It is a Godsend to read the article "Stopping Abuse," by Deirdre Fulton, in the October 16 issue.
I personally have been dealing with abuse most of my life. How appropriate for me to be responding to this article on this date, November 5, the eighth anniversary of my divorce from an abuser, a marriage lasting 28 years. I wish for another new beginning!
My lovely loving mom was first married to an alcoholic; he not only had a drinking problem but would violently physically threaten her, the woman he "loved" — the eyes of their five mutual children watching, terrified. We as children born into abuse had no idea there was something wrong with that picture. Mom remarried a few years later, having no concept that the man she married was also ill-equipped in love and afraid of emotions; he was addicted to his work, believing his role was to "provide" for his new extended family. But he provided the wrong things, material things, not love, companionship, nurturing, and time.
Three simple words were what I wishing for all my life. Someone to tell me, "I love you!" As I went into puberty, my teen years and all the pressures that go along with it, I met a guy, a classmate; my dad approved — YES!
Little did I recognize, he was just like what I had experienced as male role-models in my life so far. I felt it must be OK to do these wrong things, so I went along with him. He must be a good guy, I thought. I married him, stayed with him for a grueling 28 years. No one knew my secret, my lie. I wanted to be a good wife. If I told my dirty secrets, in my eyes I wouldn't be a good wife. I would disappoint my family. I felt I was stuck. I felt in God's eye, I had sinned, and this was my punishment. The ex loved material things more than people. We had three children, one of which died at birth. My "loving" husband chose not to be at my side.
Here we are today, 8 years later, this guy won't go away now. Funny, he wouldn't give me the time of day when we were married. I thought all the ducks were in a row, when we got a divorce, marriage counseling, he was sent to anger management therapy, he threatened suicide. I was willing to sacrifice material things we had acquired jointly, things he wanted, but freedom was what I wanted more!

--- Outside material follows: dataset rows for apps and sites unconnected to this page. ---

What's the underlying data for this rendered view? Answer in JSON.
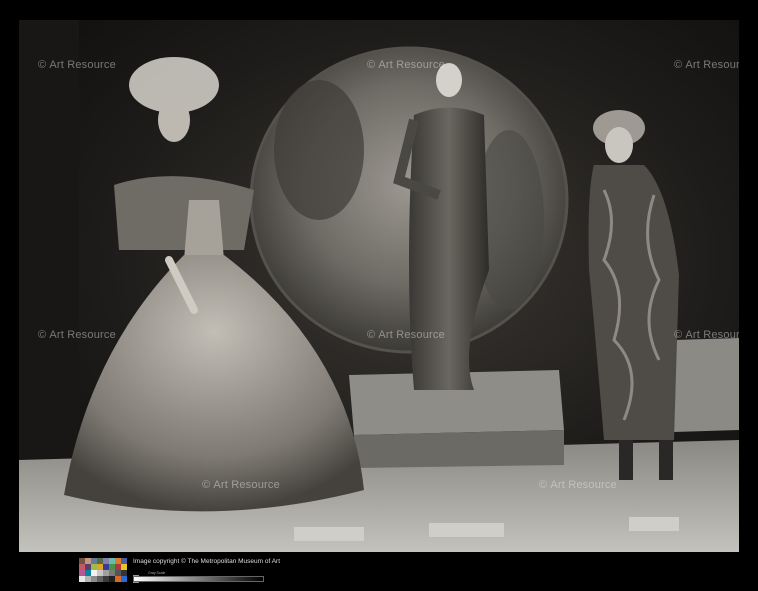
{
  "watermark": {
    "text": "Art Resource",
    "icon": "copyright-icon",
    "icon_glyph": "©"
  },
  "footer": {
    "copyright": "Image copyright © The Metropolitan Museum of Art",
    "gray_scale_label": "Gray Scale"
  },
  "colors": {
    "backdrop_dark": "#1e1c1a",
    "mirror": "#8a8780",
    "floor": "#a8a6a0",
    "gown": "#9a968f"
  }
}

Three years after our divorce he continued to call, harass, annoy, and make my life miserable. Silly me, if he wasn't nice married, how could I expect him to be nice now? A restraint order was put against him. Twice he violated it, by coming into my driveway. The first time was less than a week since our court hearing. He just didn't get it! A home I had purchased after the divorce. Both times the cops slapped his hand and said don't do it again! Cops disregarded the file I had given them to refer to.